Melting point: mp 145°: Gadamer, Arch. Pharm. 243, 33 (1905)
pKa: pK 2.47
Absorption maximum: uv max: 265, 343 nm
Derivative Type: Acid sulfate
Additional Names: Berberine bisulfate
Molecular Formula: C20H19NO8S
Molecular Weight: 433.43
Percent Composition: C 55.42%, H 4.42%, N 3.23%, O 29.53%, S 7.40%
Properties: Yellow needles. Sol in about 100 parts water; slightly sol in alc.
Derivative Type: Chloride dihydrate
Molecular Formula: C20H18NO4.Cl.2H2O
Molecular Weight: 407.84
Percent Composition: C 58.90%, H 5.44%, N 3.43%, O 23.54%, Cl 8.69%
Properties: Yellow crystals. Slightly sol in cold, freely in boiling water. Practically insol in cold alcohol, chloroform, ether.
Derivative Type: Sulfate trihydrate
Properties: Yellow needles. Sol in about 30 parts water; sol in alcohol. Activity studies: Amin et al., Can. J. Microbiol. 15, 1067 (1969). Pharmacology: Sabir, Bhide, Indian J. Physiol. Pharmacol. 15, 111 (1971).
Therap-Cat: Antiprotozoal (Leishmania); antimalarial; antibacterial; antidiarrheal.
Keywords: Antimalarial; Antipyretic.
Berberis Aristata Berbine Bergapten Bergenin Bermoprofen

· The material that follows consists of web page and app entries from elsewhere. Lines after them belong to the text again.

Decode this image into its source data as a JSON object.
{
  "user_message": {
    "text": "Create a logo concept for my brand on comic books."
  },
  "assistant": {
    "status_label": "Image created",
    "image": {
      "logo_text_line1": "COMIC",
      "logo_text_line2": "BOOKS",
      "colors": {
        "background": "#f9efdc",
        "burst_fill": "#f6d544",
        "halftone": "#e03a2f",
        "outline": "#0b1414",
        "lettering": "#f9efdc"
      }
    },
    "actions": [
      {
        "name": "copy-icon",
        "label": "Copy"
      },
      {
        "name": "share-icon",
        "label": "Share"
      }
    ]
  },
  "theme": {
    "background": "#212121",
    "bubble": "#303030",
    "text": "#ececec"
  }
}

CAS number 2086-83-1 N
PubChem 2353
ChemSpider 2263 YesY
DrugBank DB04115
ChEBI CHEBI:16118 YesY
Jmol-3D images Image 1
Molecular formula C20H18NO4+
Molar mass 336.36122 g/mol
Appearance yellow solid
Melting point 145°C[1]
Solubility in water slowly soluble[1]
 N (verify) (what is: YesY/N?)
Except where noted otherwise, data are given for materials in their standard state (at 25 °C (77 °F), 100 kPa)
Infobox references

Berberine is a quaternary ammonium salt from the protoberberine group of isoquinoline alkaloids. It is found in such plants as Berberis [e.g. Berberis aquifolium (Oregon grape), Berberis vulgaris (barberry), Berberis aristata (tree turmeric)], Hydrastis canadensis (goldenseal), Xanthorhiza simplicissima (yellowroot), Phellodendron amurense[2] (Amur cork tree), Coptis chinensis (Chinese goldthread 黄连素 or Huang Lian Su), Tinospora cordifolia, Argemone mexicana (prickly poppy), and Eschscholzia californica (Californian poppy). Berberine is usually found in the roots, rhizomes, stems, and bark.[citation needed]

Berberine is strongly yellow colored, which is why in earlier times Berberis species were used to dye wool, leather and wood. Wool is still today dyed with berberine in northern India. Under ultraviolet light, berberine shows a strong yellow fluorescence,[3] so it is used in histology for staining heparin in mast cells.[4] As a natural dye, berberine has a colour index of 75160.